Art, Science and History

Movie: A Residence Above The Clouds

During 2016, I was involved with the making of a film by Guillermo Carnero-Rosell. It tells the story of the historic trip of Charles and Jessica Piazzi Smyth to Tenerife in 1856, when they pioneered mountain-top astronomy, blending this with the modern story of Scottish students travelling to Tenerife, meeting Spanish students, and trying to re-create Piazzi Smyth’s experiments. The film is a fascinating mix of history, science, art, and music, and includes a brief appearance by Brian May, who has long been fascinated by Piazzi Smyth.

It was made in a 90 minute version, that has been screened at various film festivals, and a one hour version, that is now available to watch at Amazon Video. It has also been on Spanish TV, but the BBC haven’t snapped it up yet!  If any TV execs are reading, it is available for distribution via Chip Taylor Communications. A DVD version is available privately from me on enquiry.  Here is the trailer on Youtube:

Multimedia show: Lost in Space

Over 2014-2017 I worked with composer Matt Gianotti and projection artist Robert Motyka from Wee Dog Media to produce a live multimedia show centred on exploring human reactions to the cosmos, following the themes of Immensity, Violence, Stardust, Complexity, Ubiquity,Eternity, and Meaning. This went through multiple incarnations including two short runs at the Edinburgh Science Festival. One day, we dream  about turning it into a dome show. The show is about forty minutes long. Here is a 2D rendering of the show on Youtube:

Art: Patricia McCormack’s Astronomical Fictions
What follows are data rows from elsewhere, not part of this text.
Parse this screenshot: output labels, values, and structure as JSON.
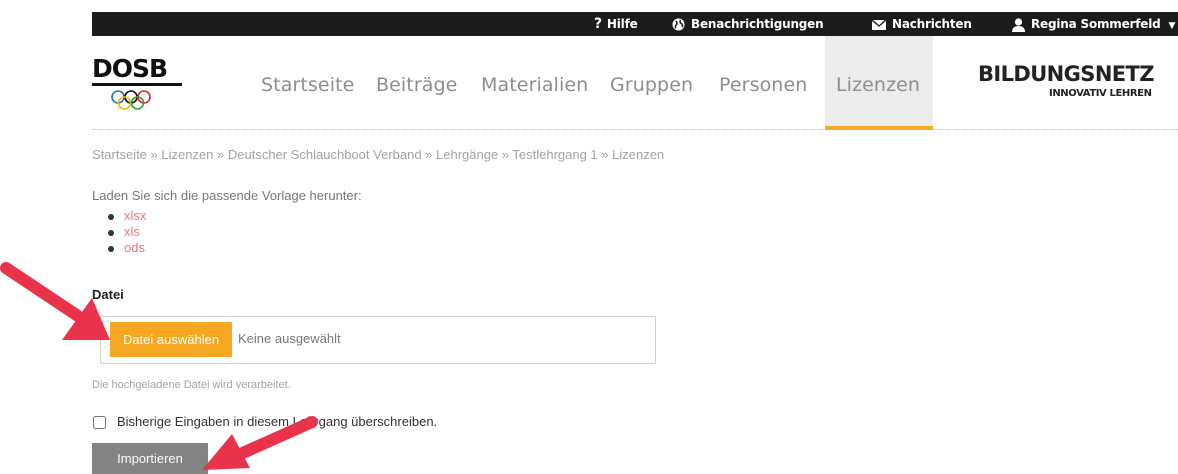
{
  "topbar": {
    "help": "Hilfe",
    "notifications": "Benachrichtigungen",
    "messages": "Nachrichten",
    "user": "Regina Sommerfeld"
  },
  "logo": {
    "text": "DOSB"
  },
  "nav": {
    "items": [
      "Startseite",
      "Beiträge",
      "Materialien",
      "Gruppen",
      "Personen",
      "Lizenzen"
    ],
    "active": "Lizenzen"
  },
  "brand": {
    "title": "BILDUNGSNETZ",
    "subtitle": "INNOVATIV LEHREN"
  },
  "breadcrumb": "Startseite » Lizenzen » Deutscher Schlauchboot Verband » Lehrgänge » Testlehrgang 1 » Lizenzen",
  "download": {
    "intro": "Laden Sie sich die passende Vorlage herunter:",
    "links": [
      "xlsx",
      "xls",
      "ods"
    ]
  },
  "file": {
    "label": "Datei",
    "button": "Datei auswählen",
    "status": "Keine ausgewählt",
    "help": "Die hochgeladene Datei wird verarbeitet."
  },
  "overwrite": {
    "label": "Bisherige Eingaben in diesem Lehrgang überschreiben.",
    "checked": false
  },
  "import_button": "Importieren",
  "colors": {
    "accent": "#f7a823",
    "link": "#e57b79",
    "arrow": "#e8334a",
    "topbar": "#1b1b1b"
  }
}
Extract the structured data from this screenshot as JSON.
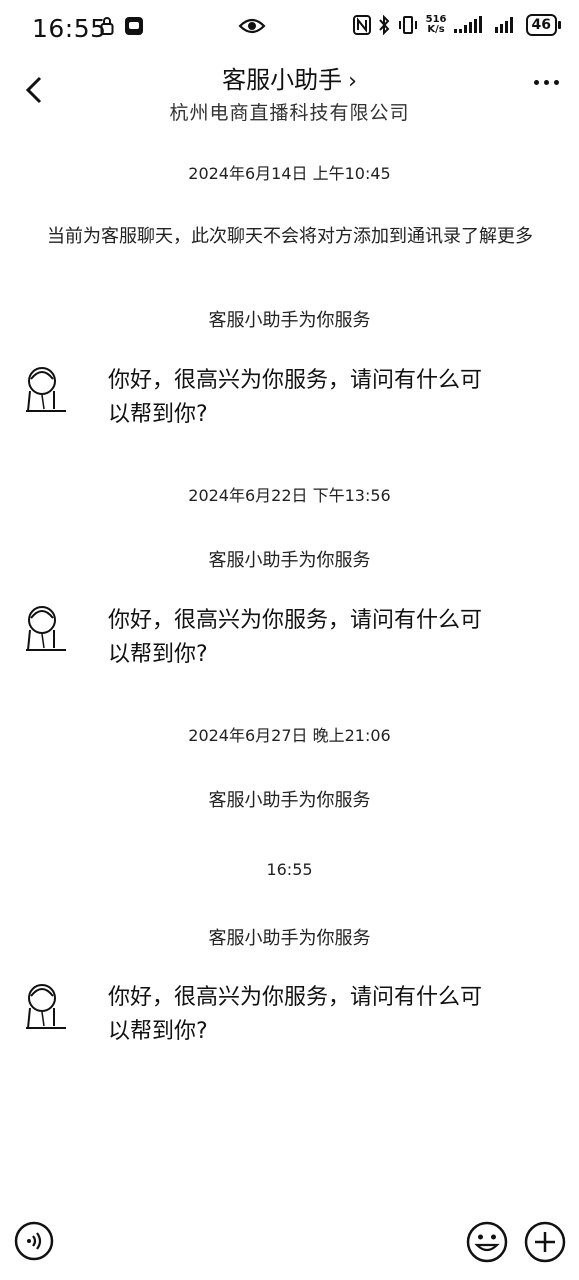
{
  "status_bar": {
    "time": "16:55",
    "net_speed_top": "516",
    "net_speed_bottom": "K/s",
    "battery": "46"
  },
  "header": {
    "title": "客服小助手",
    "subtitle": "杭州电商直播科技有限公司"
  },
  "chat": {
    "ts1": "2024年6月14日 上午10:45",
    "notice": "当前为客服聊天，此次聊天不会将对方添加到通讯录了解更多",
    "sys1": "客服小助手为你服务",
    "msg1": "你好，很高兴为你服务，请问有什么可以帮到你?",
    "ts2": "2024年6月22日 下午13:56",
    "sys2": "客服小助手为你服务",
    "msg2": "你好，很高兴为你服务，请问有什么可以帮到你?",
    "ts3": "2024年6月27日 晚上21:06",
    "sys3": "客服小助手为你服务",
    "ts4": "16:55",
    "sys4": "客服小助手为你服务",
    "msg3": "你好，很高兴为你服务，请问有什么可以帮到你?"
  },
  "icons": {
    "back": "chevron-left-icon",
    "more": "more-icon",
    "voice": "voice-icon",
    "emoji": "emoji-icon",
    "plus": "plus-icon"
  }
}
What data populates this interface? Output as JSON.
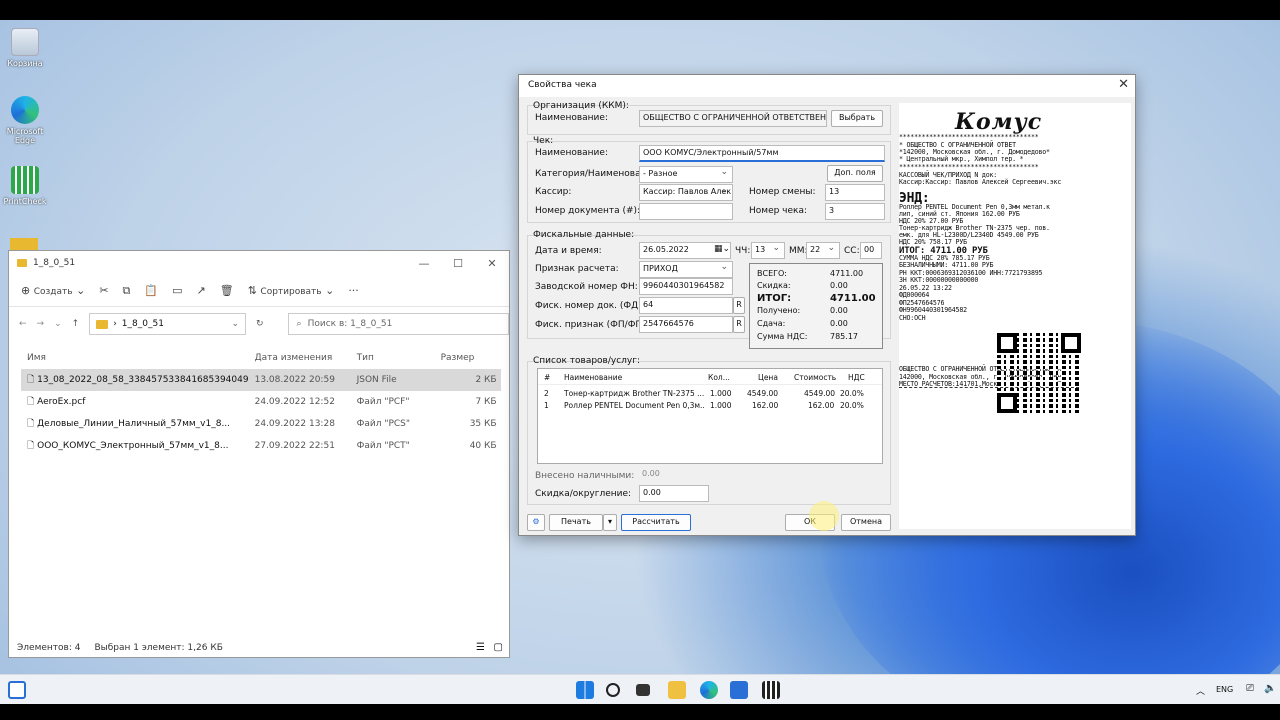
{
  "desktop": {
    "icons": [
      {
        "label": "Корзина"
      },
      {
        "label": "Microsoft Edge"
      },
      {
        "label": "PrintCheck"
      }
    ]
  },
  "explorer": {
    "title": "1_8_0_51",
    "toolbar": {
      "create": "Создать",
      "sort": "Сортировать",
      "more": "···"
    },
    "address": {
      "path": "1_8_0_51",
      "search_placeholder": "Поиск в: 1_8_0_51"
    },
    "columns": [
      "Имя",
      "Дата изменения",
      "Тип",
      "Размер"
    ],
    "files": [
      {
        "name": "13_08_2022_08_58_338457533841685394049",
        "date": "13.08.2022 20:59",
        "type": "JSON File",
        "size": "2 КБ"
      },
      {
        "name": "AeroEx.pcf",
        "date": "24.09.2022 12:52",
        "type": "Файл \"PCF\"",
        "size": "7 КБ"
      },
      {
        "name": "Деловые_Линии_Наличный_57мм_v1_8...",
        "date": "24.09.2022 13:28",
        "type": "Файл \"PCS\"",
        "size": "35 КБ"
      },
      {
        "name": "ООО_КОМУС_Электронный_57мм_v1_8...",
        "date": "27.09.2022 22:51",
        "type": "Файл \"PCT\"",
        "size": "40 КБ"
      }
    ],
    "status": {
      "count": "Элементов: 4",
      "selected": "Выбран 1 элемент: 1,26 КБ"
    }
  },
  "dialog": {
    "title": "Свойства чека",
    "org": {
      "group": "Организация (ККМ):",
      "name_label": "Наименование:",
      "name_value": "ОБЩЕСТВО С ОГРАНИЧЕННОЙ ОТВЕТСТВЕННОСТЬЮ",
      "choose": "Выбрать"
    },
    "check": {
      "group": "Чек:",
      "name_label": "Наименование:",
      "name_value": "ООО КОМУС/Электронный/57мм",
      "category_label": "Категория/Наименование:",
      "category_value": "- Разное",
      "extra": "Доп. поля",
      "cashier_label": "Кассир:",
      "cashier_value": "Кассир: Павлов Алек",
      "shift_label": "Номер смены:",
      "shift_value": "13",
      "docnum_label": "Номер документа (#):",
      "checknum_label": "Номер чека:",
      "checknum_value": "3"
    },
    "fiscal": {
      "group": "Фискальные данные:",
      "date_label": "Дата и время:",
      "date_value": "26.05.2022",
      "hh_label": "ЧЧ:",
      "hh": "13",
      "mm_label": "ММ:",
      "mm": "22",
      "ss_label": "СС:",
      "ss": "00",
      "calc_label": "Признак расчета:",
      "calc_value": "ПРИХОД",
      "fn_label": "Заводской номер ФН:",
      "fn_value": "9960440301964582",
      "fd_label": "Фиск. номер док. (ФД):",
      "fd_value": "64",
      "fp_label": "Фиск. признак (ФП/ФПД):",
      "fp_value": "2547664576",
      "r": "R"
    },
    "totals": {
      "total_label": "ВСЕГО:",
      "total": "4711.00",
      "discount_label": "Скидка:",
      "discount": "0.00",
      "itog_label": "ИТОГ:",
      "itog": "4711.00",
      "received_label": "Получено:",
      "received": "0.00",
      "change_label": "Сдача:",
      "change": "0.00",
      "vat_label": "Сумма НДС:",
      "vat": "785.17"
    },
    "goods": {
      "group": "Список товаров/услуг:",
      "columns": [
        "#",
        "Наименование",
        "Кол...",
        "Цена",
        "Стоимость",
        "НДС"
      ],
      "rows": [
        {
          "n": "2",
          "name": "Тонер-картридж Brother TN-2375 ...",
          "qty": "1.000",
          "price": "4549.00",
          "cost": "4549.00",
          "vat": "20.0%"
        },
        {
          "n": "1",
          "name": "Роллер PENTEL Document Pen 0,3м...",
          "qty": "1.000",
          "price": "162.00",
          "cost": "162.00",
          "vat": "20.0%"
        }
      ]
    },
    "cash_label": "Внесено наличными:",
    "cash_value": "0.00",
    "round_label": "Скидка/округление:",
    "round_value": "0.00",
    "buttons": {
      "print": "Печать",
      "calc": "Рассчитать",
      "ok": "ОК",
      "cancel": "Отмена"
    },
    "receipt": {
      "logo": "Комус",
      "lines": [
        "*************************************",
        "*            ОБЩЕСТВО С ОГРАНИЧЕННОЙ ОТВЕТ",
        "*142000, Московская обл., г. Домодедово*",
        "*   Центральный мкр., Химпол тер.     *",
        "*************************************",
        "КАССОВЫЙ ЧЕК/ПРИХОД              N док:",
        "Кассир:Кассир: Павлов Алексей Сергеевич.экс",
        "ЭНД:",
        "Роллер PENTEL Document Pen 0,3мм метал.к",
        "лип, синий ст. Япония 162.00 РУБ",
        "НДС 20%                        27.00 РУБ",
        "Тонер-картридж Brother TN-2375 чер. пов.",
        " емк. для HL-L2300D/L2340D    4549.00 РУБ",
        "НДС 20%                        758.17 РУБ",
        "ИТОГ:            4711.00 РУБ",
        "СУММА НДС 20%                  785.17 РУБ",
        "БЕЗНАЛИЧНЫМИ:                  4711.00 РУБ",
        "РН ККТ:0006369312036100     ИНН:7721793895",
        "ЗН ККТ:00000000000000",
        "26.05.22 13:22",
        "ФД000064",
        "ФП2547664576",
        "ФН9960440301964582",
        "СНО:ОСН",
        "ОБЩЕСТВО С ОГРАНИЧЕННОЙ ОТВЕТСТВЕННОСТЬЮ \"К",
        "142000, Московская обл., г. Домодедово, Цен",
        "МЕСТО РАСЧЕТОВ:141701,Московская обл., г. Ж"
      ]
    }
  },
  "taskbar": {
    "lang": "ENG"
  }
}
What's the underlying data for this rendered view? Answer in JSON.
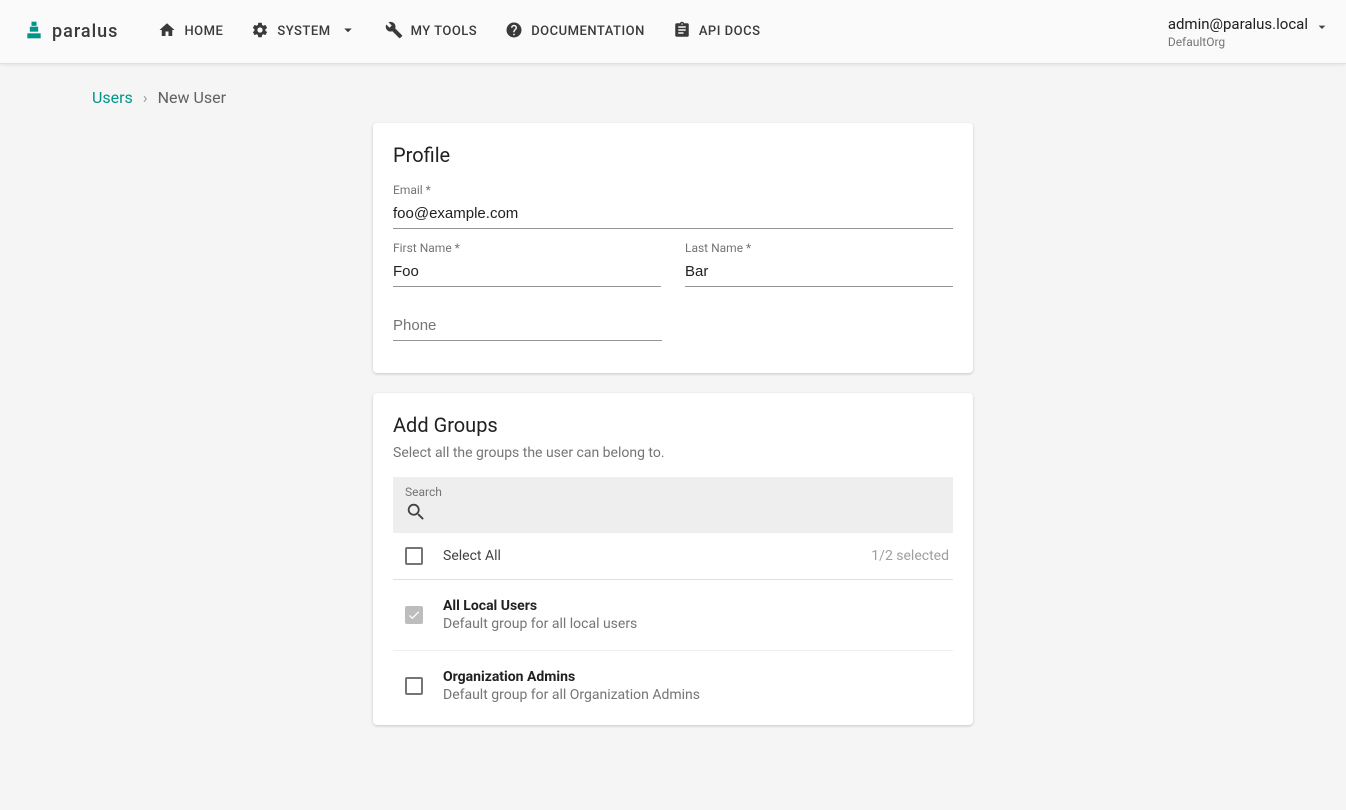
{
  "header": {
    "brand": "paralus",
    "nav": {
      "home": "HOME",
      "system": "SYSTEM",
      "my_tools": "MY TOOLS",
      "documentation": "DOCUMENTATION",
      "api_docs": "API DOCS"
    },
    "user": {
      "email": "admin@paralus.local",
      "org": "DefaultOrg"
    }
  },
  "breadcrumb": {
    "parent": "Users",
    "sep": "›",
    "current": "New User"
  },
  "profile": {
    "title": "Profile",
    "email_label": "Email *",
    "email_value": "foo@example.com",
    "first_name_label": "First Name *",
    "first_name_value": "Foo",
    "last_name_label": "Last Name *",
    "last_name_value": "Bar",
    "phone_placeholder": "Phone",
    "phone_value": ""
  },
  "groups": {
    "title": "Add Groups",
    "subtitle": "Select all the groups the user can belong to.",
    "search_label": "Search",
    "select_all_label": "Select All",
    "selected_text": "1/2 selected",
    "items": [
      {
        "name": "All Local Users",
        "desc": "Default group for all local users",
        "checked": true
      },
      {
        "name": "Organization Admins",
        "desc": "Default group for all Organization Admins",
        "checked": false
      }
    ]
  }
}
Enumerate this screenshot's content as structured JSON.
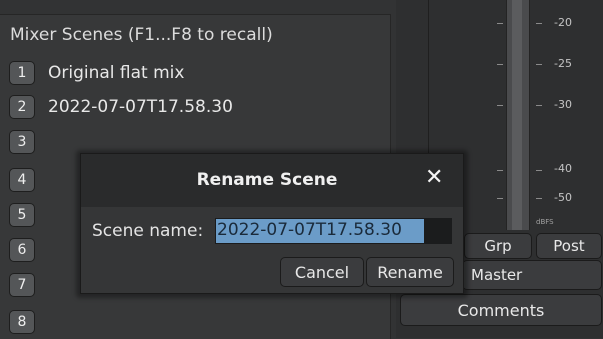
{
  "scenes_panel": {
    "title": "Mixer Scenes (F1...F8 to recall)",
    "scenes": [
      {
        "number": "1",
        "name": "Original flat mix"
      },
      {
        "number": "2",
        "name": "2022-07-07T17.58.30"
      },
      {
        "number": "3",
        "name": ""
      },
      {
        "number": "4",
        "name": ""
      },
      {
        "number": "5",
        "name": ""
      },
      {
        "number": "6",
        "name": ""
      },
      {
        "number": "7",
        "name": ""
      },
      {
        "number": "8",
        "name": ""
      }
    ]
  },
  "meter": {
    "scale": [
      "-20",
      "-25",
      "-30",
      "-40",
      "-50"
    ],
    "unit": "dBFS"
  },
  "strip": {
    "grp_label": "Grp",
    "post_label": "Post",
    "master_label": "Master",
    "comments_label": "Comments"
  },
  "dialog": {
    "title": "Rename Scene",
    "close_glyph": "✕",
    "field_label": "Scene name:",
    "field_value": "2022-07-07T17.58.30",
    "cancel_label": "Cancel",
    "rename_label": "Rename"
  }
}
In 2014, I started collaborating with Patricia McCormack, an Irish photographer and artist now working in Edinburgh. Over the next few years, Trish produced an intriguing, beautiful and haunting collection of astronomy related works, including “Closer to Earth”, “Astronomical Fictions”, “Fictional Interstellar Clouds”, and “The Andromeda Bench”. You can see examples on her website, and on her Instagram account.

The ROE archives

The Royal Observatory Edinburgh is home to some amazing historical artefacts, as described at the ROE website and at the website of the ROE Trust, which I chair. As well as relics and artefacts from the history of the Observatory itself, we are home to the priceless Crawford Collection of seventeen thousand ancient astronomical manuscripts, dating from the thirteenth century onwards. One of my ambitions is to digitise the collection, and make it more widely available.

The Piazzi Smyth watercolours and stereographs

At ROE we also house the Piazzi Smyth archive, made up partly of items left in the Observatory archives, and partly of journals, stereo photographs, and paintings bequeathed to the Royal Society of Edinburgh but housed and curated by ROE. Piazzi Smyth was a prolific artist, and recorder of Victorian Society. With the help of Denis Pellerin of the London Stereoscopic Company, we have been digitising quite a lot of this collection, and have used many of the images on the Piazzi Smyth website, the Piazzi Smyth Twitter Stream, and the Piazzi Smyth Instagram account. As well as being fun during Piazzi Smyth’s bicentennial year (2019), my aim is to make the material more easily available to both scholars and the public.